*TASK TO CARRY OUT:* Exactly as given, reproduce the records in full.

+ + + + + + +

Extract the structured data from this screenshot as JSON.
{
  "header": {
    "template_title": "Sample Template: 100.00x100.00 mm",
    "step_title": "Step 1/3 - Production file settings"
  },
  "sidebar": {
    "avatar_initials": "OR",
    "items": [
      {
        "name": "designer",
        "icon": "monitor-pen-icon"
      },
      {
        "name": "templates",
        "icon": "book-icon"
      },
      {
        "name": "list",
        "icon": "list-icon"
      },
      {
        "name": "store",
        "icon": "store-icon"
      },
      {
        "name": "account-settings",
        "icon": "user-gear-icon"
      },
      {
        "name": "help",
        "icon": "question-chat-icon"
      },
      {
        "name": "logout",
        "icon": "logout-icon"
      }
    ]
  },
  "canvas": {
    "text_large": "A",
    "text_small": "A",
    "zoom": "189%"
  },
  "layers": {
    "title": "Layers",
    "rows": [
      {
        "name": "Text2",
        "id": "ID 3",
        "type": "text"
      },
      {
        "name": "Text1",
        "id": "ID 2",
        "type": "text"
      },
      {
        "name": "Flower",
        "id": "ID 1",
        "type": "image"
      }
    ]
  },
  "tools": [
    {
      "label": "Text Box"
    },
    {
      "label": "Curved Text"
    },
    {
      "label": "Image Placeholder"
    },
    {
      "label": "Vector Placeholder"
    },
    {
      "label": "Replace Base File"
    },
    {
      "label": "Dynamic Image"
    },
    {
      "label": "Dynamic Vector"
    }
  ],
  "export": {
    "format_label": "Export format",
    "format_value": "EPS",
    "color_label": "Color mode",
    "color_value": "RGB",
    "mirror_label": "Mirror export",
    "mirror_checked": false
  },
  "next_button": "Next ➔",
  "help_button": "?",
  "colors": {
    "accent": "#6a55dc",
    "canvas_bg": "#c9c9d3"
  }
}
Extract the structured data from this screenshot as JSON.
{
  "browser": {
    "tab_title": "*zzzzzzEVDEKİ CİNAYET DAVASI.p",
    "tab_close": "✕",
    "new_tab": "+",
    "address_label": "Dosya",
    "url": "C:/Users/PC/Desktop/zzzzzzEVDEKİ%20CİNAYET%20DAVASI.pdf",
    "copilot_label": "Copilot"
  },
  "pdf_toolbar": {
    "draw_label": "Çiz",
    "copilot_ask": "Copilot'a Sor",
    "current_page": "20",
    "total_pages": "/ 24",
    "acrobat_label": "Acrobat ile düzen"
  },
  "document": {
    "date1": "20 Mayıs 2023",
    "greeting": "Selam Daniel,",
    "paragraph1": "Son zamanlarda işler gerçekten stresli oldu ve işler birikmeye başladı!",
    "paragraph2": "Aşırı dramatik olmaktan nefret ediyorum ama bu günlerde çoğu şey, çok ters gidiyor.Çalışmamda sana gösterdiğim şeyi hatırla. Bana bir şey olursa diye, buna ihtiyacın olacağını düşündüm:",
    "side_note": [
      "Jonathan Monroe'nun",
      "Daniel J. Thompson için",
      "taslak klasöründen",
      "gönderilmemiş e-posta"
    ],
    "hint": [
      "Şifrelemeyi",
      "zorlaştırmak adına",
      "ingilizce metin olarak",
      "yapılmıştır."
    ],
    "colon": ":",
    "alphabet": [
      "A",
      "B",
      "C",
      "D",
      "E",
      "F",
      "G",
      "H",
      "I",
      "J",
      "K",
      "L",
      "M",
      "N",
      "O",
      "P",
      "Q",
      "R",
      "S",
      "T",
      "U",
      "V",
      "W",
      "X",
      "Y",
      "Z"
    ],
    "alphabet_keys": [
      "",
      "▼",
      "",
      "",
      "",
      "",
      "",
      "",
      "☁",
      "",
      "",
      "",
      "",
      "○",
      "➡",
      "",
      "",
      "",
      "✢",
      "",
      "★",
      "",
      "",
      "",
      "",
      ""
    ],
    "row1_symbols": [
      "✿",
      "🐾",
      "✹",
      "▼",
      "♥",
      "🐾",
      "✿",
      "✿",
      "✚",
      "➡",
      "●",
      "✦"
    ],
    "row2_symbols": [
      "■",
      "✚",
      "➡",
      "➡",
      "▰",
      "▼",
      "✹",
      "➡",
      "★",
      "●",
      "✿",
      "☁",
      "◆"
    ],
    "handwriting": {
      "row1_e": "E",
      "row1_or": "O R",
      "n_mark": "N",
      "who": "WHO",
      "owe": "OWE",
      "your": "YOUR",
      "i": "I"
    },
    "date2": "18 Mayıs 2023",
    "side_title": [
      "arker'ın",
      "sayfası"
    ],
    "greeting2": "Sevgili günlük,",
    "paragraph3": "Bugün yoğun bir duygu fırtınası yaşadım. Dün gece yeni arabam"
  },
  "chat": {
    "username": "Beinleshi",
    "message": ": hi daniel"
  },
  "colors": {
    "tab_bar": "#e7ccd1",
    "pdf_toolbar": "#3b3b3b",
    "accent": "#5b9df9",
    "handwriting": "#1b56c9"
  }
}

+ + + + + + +

*WORKED SOLUTION:*
Extract the structured data from this screenshot as JSON.
{
  "header": {
    "template_title": "Sample Template: 100.00x100.00 mm",
    "step_title": "Step 1/3 - Production file settings"
  },
  "sidebar": {
    "avatar_initials": "OR",
    "items": [
      {
        "name": "designer",
        "icon": "monitor-pen-icon"
      },
      {
        "name": "templates",
        "icon": "book-icon"
      },
      {
        "name": "list",
        "icon": "list-icon"
      },
      {
        "name": "store",
        "icon": "store-icon"
      },
      {
        "name": "account-settings",
        "icon": "user-gear-icon"
      },
      {
        "name": "help",
        "icon": "question-chat-icon"
      },
      {
        "name": "logout",
        "icon": "logout-icon"
      }
    ]
  },
  "canvas": {
    "text_large": "A",
    "text_small": "A",
    "zoom": "189%"
  },
  "layers": {
    "title": "Layers",
    "rows": [
      {
        "name": "Text2",
        "id": "ID 3",
        "type": "text"
      },
      {
        "name": "Text1",
        "id": "ID 2",
        "type": "text"
      },
      {
        "name": "Flower",
        "id": "ID 1",
        "type": "image"
      }
    ]
  },
  "tools": [
    {
      "label": "Text Box"
    },
    {
      "label": "Curved Text"
    },
    {
      "label": "Image Placeholder"
    },
    {
      "label": "Vector Placeholder"
    },
    {
      "label": "Replace Base File"
    },
    {
      "label": "Dynamic Image"
    },
    {
      "label": "Dynamic Vector"
    }
  ],
  "export": {
    "format_label": "Export format",
    "format_value": "EPS",
    "color_label": "Color mode",
    "color_value": "RGB",
    "mirror_label": "Mirror export",
    "mirror_checked": false
  },
  "next_button": "Next ➔",
  "help_button": "?",
  "colors": {
    "accent": "#6a55dc",
    "canvas_bg": "#c9c9d3"
  }
}
Extract the structured data from this screenshot as JSON.
{
  "browser": {
    "tab_title": "*zzzzzzEVDEKİ CİNAYET DAVASI.p",
    "tab_close": "✕",
    "new_tab": "+",
    "address_label": "Dosya",
    "url": "C:/Users/PC/Desktop/zzzzzzEVDEKİ%20CİNAYET%20DAVASI.pdf",
    "copilot_label": "Copilot"
  },
  "pdf_toolbar": {
    "draw_label": "Çiz",
    "copilot_ask": "Copilot'a Sor",
    "current_page": "20",
    "total_pages": "/ 24",
    "acrobat_label": "Acrobat ile düzen"
  },
  "document": {
    "date1": "20 Mayıs 2023",
    "greeting": "Selam Daniel,",
    "paragraph1": "Son zamanlarda işler gerçekten stresli oldu ve işler birikmeye başladı!",
    "paragraph2": "Aşırı dramatik olmaktan nefret ediyorum ama bu günlerde çoğu şey, çok ters gidiyor.Çalışmamda sana gösterdiğim şeyi hatırla. Bana bir şey olursa diye, buna ihtiyacın olacağını düşündüm:",
    "side_note": [
      "Jonathan Monroe'nun",
      "Daniel J. Thompson için",
      "taslak klasöründen",
      "gönderilmemiş e-posta"
    ],
    "hint": [
      "Şifrelemeyi",
      "zorlaştırmak adına",
      "ingilizce metin olarak",
      "yapılmıştır."
    ],
    "colon": ":",
    "alphabet": [
      "A",
      "B",
      "C",
      "D",
      "E",
      "F",
      "G",
      "H",
      "I",
      "J",
      "K",
      "L",
      "M",
      "N",
      "O",
      "P",
      "Q",
      "R",
      "S",
      "T",
      "U",
      "V",
      "W",
      "X",
      "Y",
      "Z"
    ],
    "alphabet_keys": [
      "",
      "▼",
      "",
      "",
      "",
      "",
      "",
      "",
      "☁",
      "",
      "",
      "",
      "",
      "○",
      "➡",
      "",
      "",
      "",
      "✢",
      "",
      "★",
      "",
      "",
      "",
      "",
      ""
    ],
    "row1_symbols": [
      "✿",
      "🐾",
      "✹",
      "▼",
      "♥",
      "🐾",
      "✿",
      "✿",
      "✚",
      "➡",
      "●",
      "✦"
    ],
    "row2_symbols": [
      "■",
      "✚",
      "➡",
      "➡",
      "▰",
      "▼",
      "✹",
      "➡",
      "★",
      "●",
      "✿",
      "☁",
      "◆"
    ],
    "handwriting": {
      "row1_e": "E",
      "row1_or": "O R",
      "n_mark": "N",
      "who": "WHO",
      "owe": "OWE",
      "your": "YOUR",
      "i": "I"
    },
    "date2": "18 Mayıs 2023",
    "side_title": [
      "arker'ın",
      "sayfası"
    ],
    "greeting2": "Sevgili günlük,",
    "paragraph3": "Bugün yoğun bir duygu fırtınası yaşadım. Dün gece yeni arabam"
  },
  "chat": {
    "username": "Beinleshi",
    "message": ": hi daniel"
  },
  "colors": {
    "tab_bar": "#e7ccd1",
    "pdf_toolbar": "#3b3b3b",
    "accent": "#5b9df9",
    "handwriting": "#1b56c9"
  }
}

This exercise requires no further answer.